Although it’s consistent with what we know of the Skitters so far – like the fact that they, too, are harnessed. Which likely means they’re under some degree of control just as the harnessed humans are. And it makes sense, too, that some Skitters would be more resistant/immune to the harnesses. Like Ben?
When I wrote my preview of Falling Skies, I said this was the natural heir to the original V. Where the reboot failed, this one picked up the ball and ran with it, showing a decent projection of what would have happened if the Visitors had gotten more of a foothold on Earth. Julie Parrish and Mike Donovan would have fit right in with the 2nd Mass. And it’s only logical that the show would introduce a resistance movement. Because it’s the natural order of things. Anytime you have an oppressive regime, you get a group of people who organize and fight back any way they can. It’s a lesson of history.
So, Stinkeye is Martin. Or Caprica Six. Or Oskar Schindler.
Hal and Maggie, along with their team, finally find the mother lode of pharma, locating a hospital with a fully stocked pharmacy and clean sheets on the bed. And our young couple has another moment, this time with kissy-face. Except it freaks Maggie out, and she’s only able to commit to being Hal’s combat partner, not girlfriend. It’s awkward for them both. Is this because of the cancer? Does she just not want to get close to anyone knowing she might lose them later?
On the way out, they get ambushed by the death squad that’s hunting Stinkeye the Traitor. Maggie’s hurt, Hal goes back to get her, and she gets up in his face for being an idiot.
Yeah, they like each other.
Hal and Maggie get four moments in this story, and they each take on a different tone. At first, they get flirty and playful and all is A-OK. Then there’s the close quarters in the back of a car while Mechs search the city. It’s a little more flirty until Maggie mentions Karen, and then it gets awkward. That moment informs the others – an abortive kiss between them later, abruptly ended when Maggie jumps away, and then in the hospital after Hal has rescued her during a mech attack.
The relationship building between these two feels normal, and it’s that bit of “normal” that keeps this story grounded this season. That, and the budding romances between Tom & Anne and Lourdes & Jamil. It’s one of those bits where you have to be reminded of what’s important to humanity’s survival in the midst of all the action set pieces that keep the audience watching from week to week. The ‘splosions are fun, yes, but they’re the icing. You have to have character moments or the show’s going to die a quick flaming death.
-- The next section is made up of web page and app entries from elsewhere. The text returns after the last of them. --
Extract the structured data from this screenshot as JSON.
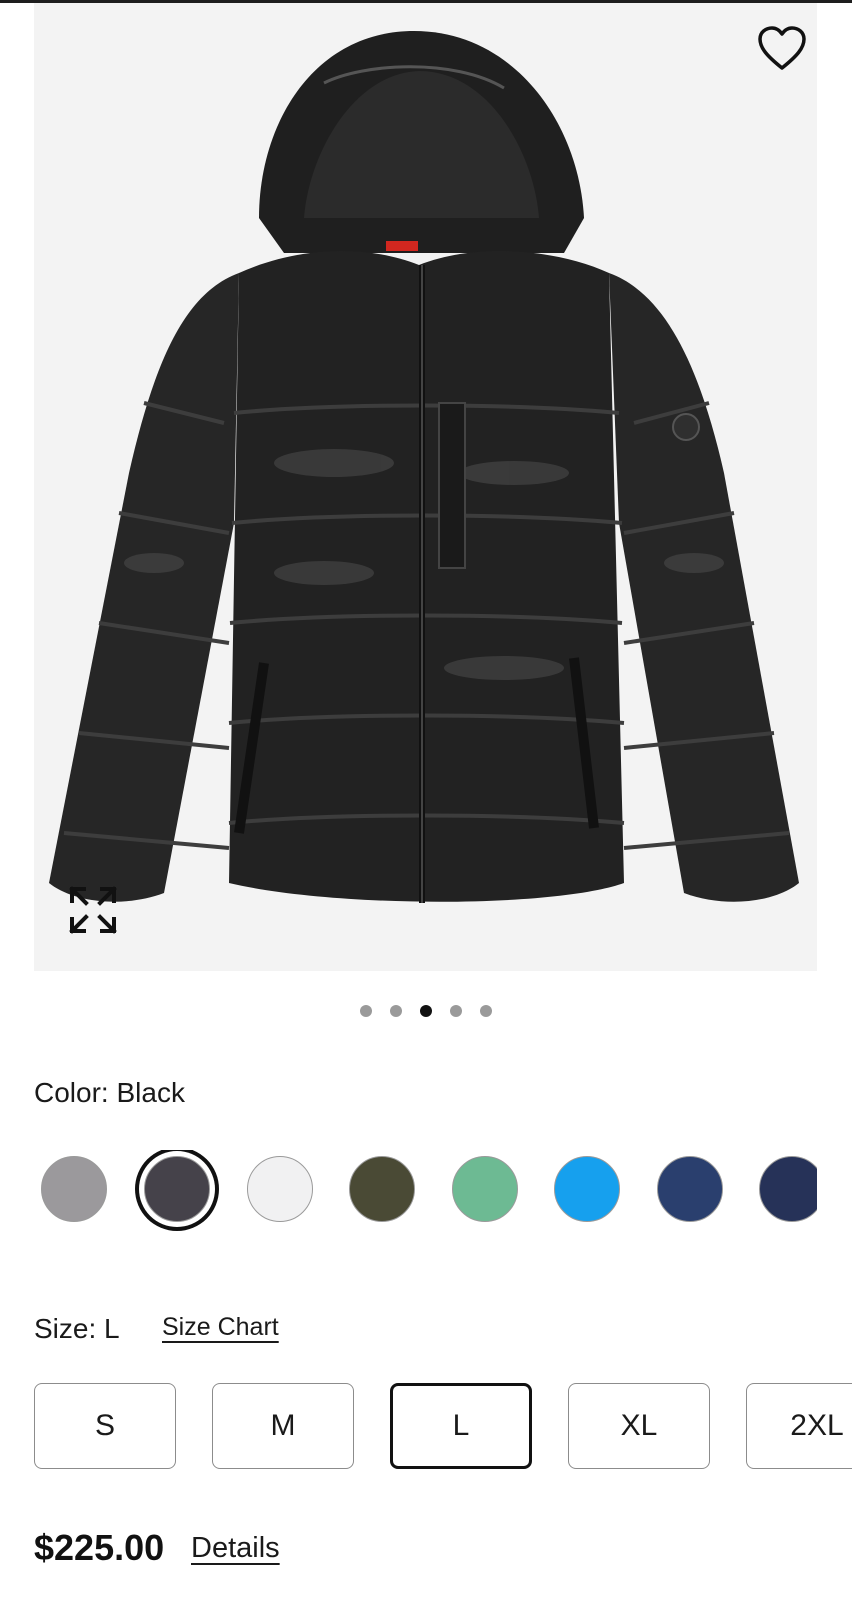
{
  "product": {
    "image_alt": "Black hooded puffer jacket",
    "wishlist_icon": "heart-outline-icon",
    "expand_icon": "expand-arrows-icon",
    "carousel": {
      "total": 5,
      "active_index": 2
    }
  },
  "color": {
    "label": "Color: Black",
    "selected_index": 1,
    "swatches": [
      {
        "hex": "#9b999c"
      },
      {
        "hex": "#45424a"
      },
      {
        "hex": "#f1f1f2"
      },
      {
        "hex": "#4a4a35"
      },
      {
        "hex": "#6dba93"
      },
      {
        "hex": "#16a0ee"
      },
      {
        "hex": "#2a3f6e"
      },
      {
        "hex": "#263258"
      }
    ]
  },
  "size": {
    "label": "Size: L",
    "chart_link": "Size Chart",
    "options": [
      "S",
      "M",
      "L",
      "XL",
      "2XL"
    ],
    "selected_index": 2
  },
  "price": {
    "amount": "$225.00",
    "details_link": "Details"
  }
}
Speaking of quick flaming death, the 2nd Mass manages to escape theirs and gets to bunk down in a clean place for the first time in how long? – and they even get the emergency generators up, meaning they have electricity, too.
But is it such a smart thing to be turning on the lights?
Don’t ask Tom and Anne, because they find a room.
The essential take-away from this episode is the question of whether the resistance is real. More than likely, it is. But also likely is the possibility that Stinkeye knows more than he’s letting on. Tom and Weaver are smart to be cautious. But if Stinkeye is telling the truth, what does that mean for humanity? Why wouldn’t the resistance have come forward and made contact before now?
And will Hal and Maggie get a chance to get over themselves and admit how they feel toward each other? Given all that Maggie’s been through, it’s doubtful, but she’s going to open up gradually, sure as the day is long.
But then there’s Ben, who’s not so gentle, who goes off into that good night alone. What’s he up to? And does this start an arc that will make the second season of Falling Skies more “The Ben Show”? So far, there’s been a decent balance. Let’s see if it stays that way.